M Abele, K Bürk, F Andres, H Topka, F Laccone, S Bösch, A Brice, G Cancel, J Dichgans, T Klockgether
DOI: http://dx.doi.org/10.1093/brain/120.12.2141 2141-2148 First published online: 1 December 1997

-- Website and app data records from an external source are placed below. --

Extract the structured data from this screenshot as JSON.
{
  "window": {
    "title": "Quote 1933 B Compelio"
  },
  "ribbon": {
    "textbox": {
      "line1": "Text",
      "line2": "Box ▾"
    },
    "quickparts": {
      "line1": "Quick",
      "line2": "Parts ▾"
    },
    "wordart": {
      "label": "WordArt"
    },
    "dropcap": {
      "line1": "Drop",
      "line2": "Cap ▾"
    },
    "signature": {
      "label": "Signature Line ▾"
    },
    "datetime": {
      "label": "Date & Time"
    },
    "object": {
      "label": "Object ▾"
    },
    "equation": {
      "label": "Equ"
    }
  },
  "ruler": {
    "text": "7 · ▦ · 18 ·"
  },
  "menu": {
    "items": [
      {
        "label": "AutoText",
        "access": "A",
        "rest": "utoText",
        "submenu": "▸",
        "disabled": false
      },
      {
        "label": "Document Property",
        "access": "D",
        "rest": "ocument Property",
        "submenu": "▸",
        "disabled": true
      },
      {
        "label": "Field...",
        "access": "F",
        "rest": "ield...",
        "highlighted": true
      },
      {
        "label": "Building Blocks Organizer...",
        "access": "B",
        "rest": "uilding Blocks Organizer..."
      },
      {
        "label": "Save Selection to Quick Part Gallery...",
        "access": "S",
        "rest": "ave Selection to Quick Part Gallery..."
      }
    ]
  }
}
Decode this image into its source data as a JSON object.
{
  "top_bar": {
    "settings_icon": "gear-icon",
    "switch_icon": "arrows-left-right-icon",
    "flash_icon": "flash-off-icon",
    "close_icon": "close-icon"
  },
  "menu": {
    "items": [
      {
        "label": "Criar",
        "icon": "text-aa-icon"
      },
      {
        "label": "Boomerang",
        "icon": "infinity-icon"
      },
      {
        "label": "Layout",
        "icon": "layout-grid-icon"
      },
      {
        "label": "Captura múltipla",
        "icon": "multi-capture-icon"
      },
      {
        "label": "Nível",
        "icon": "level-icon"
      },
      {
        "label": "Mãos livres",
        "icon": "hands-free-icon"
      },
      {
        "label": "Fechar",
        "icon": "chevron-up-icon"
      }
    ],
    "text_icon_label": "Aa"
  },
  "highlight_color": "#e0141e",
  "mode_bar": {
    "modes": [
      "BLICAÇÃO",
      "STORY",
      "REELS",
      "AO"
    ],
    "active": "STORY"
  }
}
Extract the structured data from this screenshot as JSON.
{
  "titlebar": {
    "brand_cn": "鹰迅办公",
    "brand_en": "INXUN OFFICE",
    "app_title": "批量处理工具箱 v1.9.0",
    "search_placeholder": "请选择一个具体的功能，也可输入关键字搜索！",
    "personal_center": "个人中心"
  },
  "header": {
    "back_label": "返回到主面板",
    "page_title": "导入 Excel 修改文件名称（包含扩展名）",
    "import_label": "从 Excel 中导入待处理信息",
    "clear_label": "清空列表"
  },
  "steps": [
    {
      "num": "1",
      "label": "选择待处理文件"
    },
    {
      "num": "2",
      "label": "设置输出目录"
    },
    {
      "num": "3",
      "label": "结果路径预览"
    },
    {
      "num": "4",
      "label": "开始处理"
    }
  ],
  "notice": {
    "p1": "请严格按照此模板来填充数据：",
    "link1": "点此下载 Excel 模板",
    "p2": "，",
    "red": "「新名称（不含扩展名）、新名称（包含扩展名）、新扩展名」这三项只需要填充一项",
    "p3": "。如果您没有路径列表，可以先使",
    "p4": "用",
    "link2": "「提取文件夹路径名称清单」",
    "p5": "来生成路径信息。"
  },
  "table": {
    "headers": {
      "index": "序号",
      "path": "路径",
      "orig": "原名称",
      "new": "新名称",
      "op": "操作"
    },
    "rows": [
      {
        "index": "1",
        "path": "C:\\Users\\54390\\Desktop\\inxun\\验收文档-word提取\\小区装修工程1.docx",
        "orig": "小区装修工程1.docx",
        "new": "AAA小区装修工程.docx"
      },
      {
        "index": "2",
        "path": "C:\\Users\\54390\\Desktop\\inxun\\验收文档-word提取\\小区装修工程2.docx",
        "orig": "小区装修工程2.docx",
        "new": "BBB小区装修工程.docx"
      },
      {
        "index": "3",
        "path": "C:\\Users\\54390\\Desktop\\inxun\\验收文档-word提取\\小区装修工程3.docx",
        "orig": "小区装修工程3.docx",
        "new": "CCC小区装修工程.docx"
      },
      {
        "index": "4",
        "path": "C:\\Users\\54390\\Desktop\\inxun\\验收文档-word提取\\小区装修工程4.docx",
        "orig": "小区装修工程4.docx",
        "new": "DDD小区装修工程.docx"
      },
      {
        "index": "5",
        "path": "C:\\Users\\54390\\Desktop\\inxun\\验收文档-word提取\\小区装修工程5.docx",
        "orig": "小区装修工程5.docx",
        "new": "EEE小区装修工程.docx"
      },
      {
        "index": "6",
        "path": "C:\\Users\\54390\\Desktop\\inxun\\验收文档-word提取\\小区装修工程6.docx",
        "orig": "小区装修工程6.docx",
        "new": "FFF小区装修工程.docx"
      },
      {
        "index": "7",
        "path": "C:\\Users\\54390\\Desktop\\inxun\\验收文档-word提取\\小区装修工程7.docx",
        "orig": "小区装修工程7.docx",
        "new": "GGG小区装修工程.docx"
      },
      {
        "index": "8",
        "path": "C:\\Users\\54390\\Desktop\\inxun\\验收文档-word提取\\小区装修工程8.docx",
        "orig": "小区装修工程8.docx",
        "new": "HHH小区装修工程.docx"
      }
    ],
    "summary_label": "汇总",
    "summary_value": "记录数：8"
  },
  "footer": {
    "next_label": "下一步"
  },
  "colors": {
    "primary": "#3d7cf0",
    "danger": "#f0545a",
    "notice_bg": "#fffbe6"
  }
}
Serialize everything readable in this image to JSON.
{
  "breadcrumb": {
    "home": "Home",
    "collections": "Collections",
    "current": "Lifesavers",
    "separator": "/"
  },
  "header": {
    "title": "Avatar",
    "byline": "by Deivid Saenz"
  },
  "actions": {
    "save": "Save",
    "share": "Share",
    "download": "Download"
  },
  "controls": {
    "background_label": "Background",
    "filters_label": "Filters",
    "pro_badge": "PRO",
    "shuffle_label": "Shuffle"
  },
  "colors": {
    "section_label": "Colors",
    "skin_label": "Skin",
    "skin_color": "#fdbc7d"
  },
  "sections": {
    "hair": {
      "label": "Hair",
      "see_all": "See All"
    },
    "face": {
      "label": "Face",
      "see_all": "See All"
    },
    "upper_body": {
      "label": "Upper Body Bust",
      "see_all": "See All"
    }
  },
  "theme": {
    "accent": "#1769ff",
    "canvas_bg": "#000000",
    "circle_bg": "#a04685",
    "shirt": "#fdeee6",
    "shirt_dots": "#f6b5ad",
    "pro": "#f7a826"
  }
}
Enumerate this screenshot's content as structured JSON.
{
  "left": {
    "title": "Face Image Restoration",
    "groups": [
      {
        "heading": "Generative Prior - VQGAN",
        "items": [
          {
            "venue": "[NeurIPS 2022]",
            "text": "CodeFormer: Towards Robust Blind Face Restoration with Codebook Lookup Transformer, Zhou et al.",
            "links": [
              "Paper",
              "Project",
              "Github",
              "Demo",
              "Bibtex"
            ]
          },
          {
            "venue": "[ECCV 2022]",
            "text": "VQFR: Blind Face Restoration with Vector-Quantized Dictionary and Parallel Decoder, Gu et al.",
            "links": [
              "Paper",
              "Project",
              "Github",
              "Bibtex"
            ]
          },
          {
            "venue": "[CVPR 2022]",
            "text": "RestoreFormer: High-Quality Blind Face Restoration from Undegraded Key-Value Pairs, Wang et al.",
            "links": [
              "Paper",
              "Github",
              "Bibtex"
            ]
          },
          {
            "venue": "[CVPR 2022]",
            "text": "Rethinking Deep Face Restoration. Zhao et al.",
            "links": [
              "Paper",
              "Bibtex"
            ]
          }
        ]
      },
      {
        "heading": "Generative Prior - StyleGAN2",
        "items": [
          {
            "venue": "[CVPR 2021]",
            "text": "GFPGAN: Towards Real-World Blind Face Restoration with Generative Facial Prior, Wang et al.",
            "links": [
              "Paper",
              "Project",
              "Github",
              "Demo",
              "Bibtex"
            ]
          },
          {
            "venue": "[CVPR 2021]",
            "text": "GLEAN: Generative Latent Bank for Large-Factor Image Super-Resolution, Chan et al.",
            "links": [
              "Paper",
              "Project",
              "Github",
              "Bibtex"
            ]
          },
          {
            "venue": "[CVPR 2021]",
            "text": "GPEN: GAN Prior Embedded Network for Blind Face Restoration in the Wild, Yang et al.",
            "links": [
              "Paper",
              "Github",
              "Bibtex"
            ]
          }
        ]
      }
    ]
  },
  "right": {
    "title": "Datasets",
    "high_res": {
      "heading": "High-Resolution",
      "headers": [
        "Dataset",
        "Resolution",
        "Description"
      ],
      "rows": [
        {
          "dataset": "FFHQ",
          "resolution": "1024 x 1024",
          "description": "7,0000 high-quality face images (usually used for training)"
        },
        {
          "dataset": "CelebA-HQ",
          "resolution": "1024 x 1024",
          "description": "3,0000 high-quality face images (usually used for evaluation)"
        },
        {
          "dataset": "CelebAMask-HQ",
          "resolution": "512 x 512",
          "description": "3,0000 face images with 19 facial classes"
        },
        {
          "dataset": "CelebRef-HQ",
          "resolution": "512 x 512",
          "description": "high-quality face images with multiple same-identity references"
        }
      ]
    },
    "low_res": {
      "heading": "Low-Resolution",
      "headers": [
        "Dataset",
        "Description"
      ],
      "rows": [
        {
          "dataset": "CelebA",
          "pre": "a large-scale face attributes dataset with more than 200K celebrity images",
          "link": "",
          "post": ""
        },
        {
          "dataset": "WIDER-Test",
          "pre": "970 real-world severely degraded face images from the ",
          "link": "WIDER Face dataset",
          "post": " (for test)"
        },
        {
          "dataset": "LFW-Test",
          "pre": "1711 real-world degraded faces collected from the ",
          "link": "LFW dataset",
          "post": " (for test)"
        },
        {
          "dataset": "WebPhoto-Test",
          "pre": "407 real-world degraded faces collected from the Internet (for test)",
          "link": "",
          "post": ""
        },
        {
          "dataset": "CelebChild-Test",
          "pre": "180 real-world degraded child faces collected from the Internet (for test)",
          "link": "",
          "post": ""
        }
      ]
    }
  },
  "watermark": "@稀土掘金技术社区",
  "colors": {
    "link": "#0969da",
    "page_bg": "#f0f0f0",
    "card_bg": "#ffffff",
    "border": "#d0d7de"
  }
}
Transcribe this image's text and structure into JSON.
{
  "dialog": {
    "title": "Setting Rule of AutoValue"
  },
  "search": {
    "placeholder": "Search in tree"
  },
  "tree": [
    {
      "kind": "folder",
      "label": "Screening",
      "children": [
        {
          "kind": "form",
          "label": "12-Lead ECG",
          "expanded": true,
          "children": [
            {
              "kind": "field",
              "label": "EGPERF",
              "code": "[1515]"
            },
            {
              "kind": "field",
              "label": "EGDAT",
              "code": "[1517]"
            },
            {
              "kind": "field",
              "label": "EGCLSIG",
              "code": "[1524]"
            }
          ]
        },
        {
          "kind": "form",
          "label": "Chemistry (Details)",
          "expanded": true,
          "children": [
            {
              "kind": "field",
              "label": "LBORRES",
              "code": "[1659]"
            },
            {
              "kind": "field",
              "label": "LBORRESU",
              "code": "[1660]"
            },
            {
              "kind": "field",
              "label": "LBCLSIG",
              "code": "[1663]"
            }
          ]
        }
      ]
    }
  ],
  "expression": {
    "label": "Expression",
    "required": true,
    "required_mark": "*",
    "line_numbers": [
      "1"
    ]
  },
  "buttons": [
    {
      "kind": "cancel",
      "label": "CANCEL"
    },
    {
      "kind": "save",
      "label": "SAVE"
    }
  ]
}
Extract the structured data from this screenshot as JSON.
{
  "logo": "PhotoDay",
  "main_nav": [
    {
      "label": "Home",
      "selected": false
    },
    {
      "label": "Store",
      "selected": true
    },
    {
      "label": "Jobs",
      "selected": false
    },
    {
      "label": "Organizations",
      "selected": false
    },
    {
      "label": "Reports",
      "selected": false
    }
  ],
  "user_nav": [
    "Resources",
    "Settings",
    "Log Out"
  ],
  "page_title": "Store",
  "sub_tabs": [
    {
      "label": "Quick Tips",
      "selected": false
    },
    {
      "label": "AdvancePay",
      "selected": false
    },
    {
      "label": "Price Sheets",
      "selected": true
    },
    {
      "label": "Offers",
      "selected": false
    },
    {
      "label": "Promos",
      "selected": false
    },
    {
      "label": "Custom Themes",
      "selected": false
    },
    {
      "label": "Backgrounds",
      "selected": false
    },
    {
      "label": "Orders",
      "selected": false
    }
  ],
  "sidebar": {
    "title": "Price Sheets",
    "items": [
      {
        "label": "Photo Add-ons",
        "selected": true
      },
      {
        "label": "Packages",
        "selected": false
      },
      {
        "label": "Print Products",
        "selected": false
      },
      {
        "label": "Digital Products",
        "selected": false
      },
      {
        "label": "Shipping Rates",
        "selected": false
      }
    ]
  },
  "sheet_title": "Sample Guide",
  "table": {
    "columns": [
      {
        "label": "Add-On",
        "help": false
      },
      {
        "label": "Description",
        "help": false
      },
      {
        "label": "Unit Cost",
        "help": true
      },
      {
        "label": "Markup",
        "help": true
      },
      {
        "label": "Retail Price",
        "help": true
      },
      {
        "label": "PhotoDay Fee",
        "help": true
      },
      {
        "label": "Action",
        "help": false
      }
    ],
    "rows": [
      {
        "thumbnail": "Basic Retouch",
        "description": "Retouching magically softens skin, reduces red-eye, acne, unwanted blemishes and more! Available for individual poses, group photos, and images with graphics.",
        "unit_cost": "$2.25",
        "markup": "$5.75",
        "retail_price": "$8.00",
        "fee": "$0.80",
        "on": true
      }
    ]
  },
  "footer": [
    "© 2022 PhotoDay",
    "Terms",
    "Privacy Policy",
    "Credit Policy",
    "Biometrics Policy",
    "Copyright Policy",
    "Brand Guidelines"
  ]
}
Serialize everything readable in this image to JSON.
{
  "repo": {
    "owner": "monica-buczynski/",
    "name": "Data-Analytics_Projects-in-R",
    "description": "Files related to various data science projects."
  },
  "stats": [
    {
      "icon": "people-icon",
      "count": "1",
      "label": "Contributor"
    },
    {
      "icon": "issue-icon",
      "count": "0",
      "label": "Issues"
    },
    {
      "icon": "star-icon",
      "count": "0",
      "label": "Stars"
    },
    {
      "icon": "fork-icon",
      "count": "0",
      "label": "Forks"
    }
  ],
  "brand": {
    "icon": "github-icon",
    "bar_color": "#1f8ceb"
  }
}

Forty-one patients suffering from autosomal dominant cerebellar ataxia type I (ADCA-I) were subjected to a genotype-phenotype correlation analysis using molecular genetic assignment to the spinocerebellar ataxia type 1, 2 or 3 (SCA1, -2 or -3) genetic locus, clinical examination and nerve conduction as well as evoked potential studies. Pyramidal tract signs, pale discs, and dysphagia were more frequent in SCA1 compared with SCA2 and SCA3 patients, while double vision occurred less frequently. Visual evoked potentials and motor evoked potentials following transcranial magnetic stimulation were abnormal in almost all SCA1 patients, but only in a minority of SCA2 and SCA3 patients. In contrast, somatosensory evoked potentials were delayed or absent in the majority of patients with no significant differences between the mutations. Abnormalities of brainstem auditory evoked potentials were found in about half of the patients irrespective of the underlying mutation. In addition, reduced sensory nerve action potentials, suggesting sensory axonal neuropathy were found in all three mutations. These findings provide electrophysiological evidence that pyramidal and visual pathways are differentially affected in SCA1, SCA2 and SCA3 patients.